Below are more ways of playing the circle of 5ths on guitar. In these versions of the sequence you’re not restricted to staying in one octave.
Notice the pattern the perfect fifth intervals make on the fretboard. Working your way through the circle of fifths will allow you to build up a good working knowledge of the fretboard.
Cycle Of Fifths Starting On C
Another way of playing the sequence is shown below:
Circle of 5ths Starting On A
The Circle Of Fourths On Guitar
Moving counter-clockwise around the circle of fifths, the notes rise in perfect 4th intervals, giving you a circle of fourths.
The cycle of 4ths starting on C is shown below:
C > F > Bb/G# > Eb/D# > Ab/G# > Db/C# > Gb /F# > B > E > A > D > G > C
Because chord progressions often move in 4ths some musicians – particularly those who specialize in jazz – prefer to learn the circle of fourths rather than the circle of fifths.
Play the circle of fourths on your guitar, again taking note of the pattern the fourth intervals make on the fretboard.
Another example, this time starting on E:
(You can play some chord progressions that move in 4ths further down the page.)
Related Pages on Guitar Command
- Learn all of the chords in each key here: Diatonic Chords
- Learn guitar scales for soloing and composition here: Guitar Scales
Terms / Concepts Used On This Page
In music, an interval is the distance between two notes. A perfect fifth is the interval corresponding to 7 semitones / half steps (i.e. 7 frets on a guitar neck). Therefore, the interval between a C and the G above it is a perfect fifth, as is the interval between a D and the A above it.
Like a perfect fifth, a perfect fourth is an interval between two notes. It corresponds to 5 semitones / half steps. The interval between a C and the F immediately above it is a perfect fourth, as is the interval between a G and the C immediately above it.

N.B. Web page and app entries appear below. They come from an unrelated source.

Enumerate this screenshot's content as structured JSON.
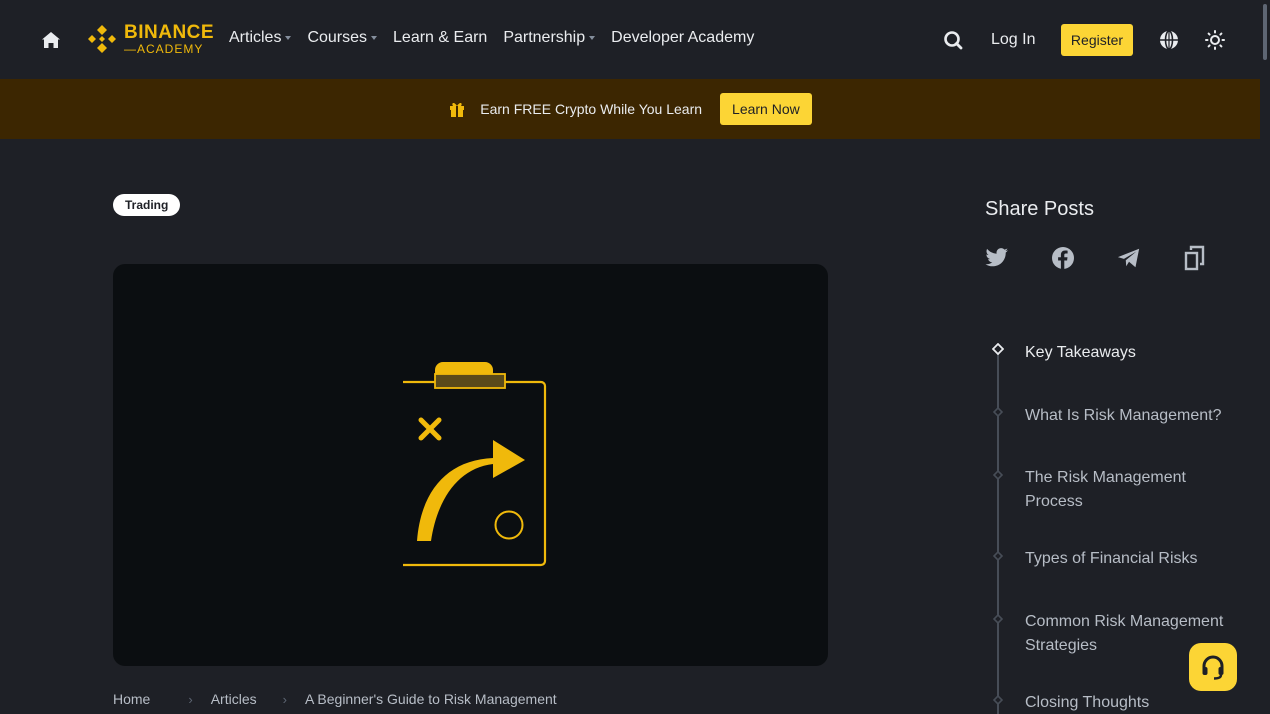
{
  "header": {
    "logo": {
      "line1": "BINANCE",
      "line2": "—ACADEMY"
    },
    "nav": [
      {
        "label": "Articles",
        "dropdown": true
      },
      {
        "label": "Courses",
        "dropdown": true
      },
      {
        "label": "Learn & Earn",
        "dropdown": false
      },
      {
        "label": "Partnership",
        "dropdown": true
      },
      {
        "label": "Developer Academy",
        "dropdown": false
      }
    ],
    "login_label": "Log In",
    "register_label": "Register"
  },
  "banner": {
    "text": "Earn FREE Crypto While You Learn",
    "button_label": "Learn Now"
  },
  "article": {
    "tag": "Trading",
    "breadcrumb": {
      "home": "Home",
      "section": "Articles",
      "current": "A Beginner's Guide to Risk Management"
    }
  },
  "sidebar": {
    "share_title": "Share Posts",
    "share_icons": [
      "twitter-icon",
      "facebook-icon",
      "telegram-icon",
      "copy-link-icon"
    ],
    "toc": [
      {
        "label": "Key Takeaways",
        "active": true
      },
      {
        "label": "What Is Risk Management?",
        "active": false
      },
      {
        "label": "The Risk Management Process",
        "active": false
      },
      {
        "label": "Types of Financial Risks",
        "active": false
      },
      {
        "label": "Common Risk Management Strategies",
        "active": false
      },
      {
        "label": "Closing Thoughts",
        "active": false
      }
    ]
  },
  "colors": {
    "accent": "#FCD535",
    "brand": "#F0B90B",
    "background": "#1E2026",
    "banner": "#3C2601"
  }
}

The chromatic scale is a scale in which each note is a semitone (half-step) higher than the previous note and a semitone lower than the subsequent note.
Below is the chromatic scale starting on C in TAB.